The growing strength of this “Movement of Movements” provides hope in desperate times, that by aggressively framing issues, capitalizing on divisions among the elite, utilizing the power of social media, building broad coalitions, carrying out boycotts, mobilizing street protests, and engaging in direct democracy tactics that bypass corrupt federal government officials and politicians (by using county and state ballot initiatives), the global grassroots can begin to overcome the dictatorship of Monsanto and the Corporatocracy.

The broader hope is that this embryonic Movement of Movements can rise to the occasion and continue to win over the hearts and minds of the majority, addressing, not only crucial issues of food and farming and public health, but also related life or death issues such as climate change, economic justice, and militarism.

But to do this we must connect the dots between the different struggles, not only struggling for the right to know whether the food we are eating is genetically engineered or factory-farmed, but for democracy, health and sustainability on all fronts. Without campaign finance reform, without breaking the stranglehold of large corporations and the wealthy over the media, the federal government and the judiciary, there can be no democracy. Without dismantling the bloated infrastructure of the military-industrial complex and bringing to heel the Shadow Government of the CIA and NSA, there can be no liberty, nor the financial resources to address our life or death issues.

Without challenging the outrageous legal doctrine of “corporate personhood,” whereby corporations have more rights than the people, Americans and people everywhere will remain disenfranchised.

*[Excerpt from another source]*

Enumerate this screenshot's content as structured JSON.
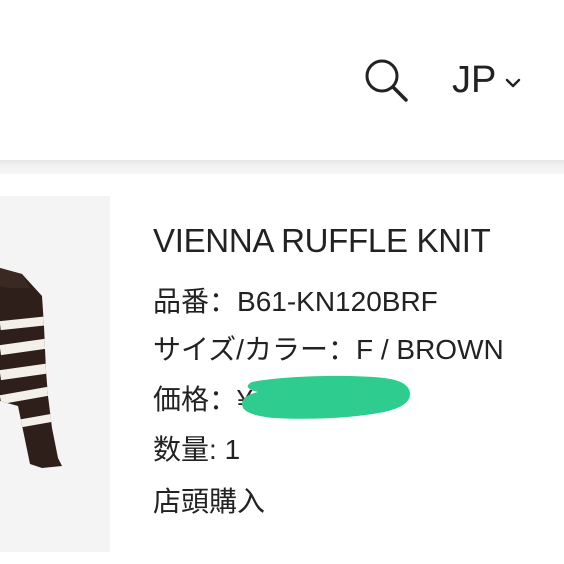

And without restoring and maintaining a balance of powers between nation states and transnational corporations; nation states and indigenous communities; federal governments, states and local home rule counties and municipalities; there can be no republic. Only a Corporatocracy, an unholy alliance and dictatorship of indentured politicians, media minions, and profit-at-any-cost corporations—driving us headlong toward climate catastrophe and economic collapse.

The battle to build a 21st Century democracy and overthrow the Corporatocracy is a battle we cannot afford to lose.

Ronnie Cummins is national and international director of the Organic Consumers Association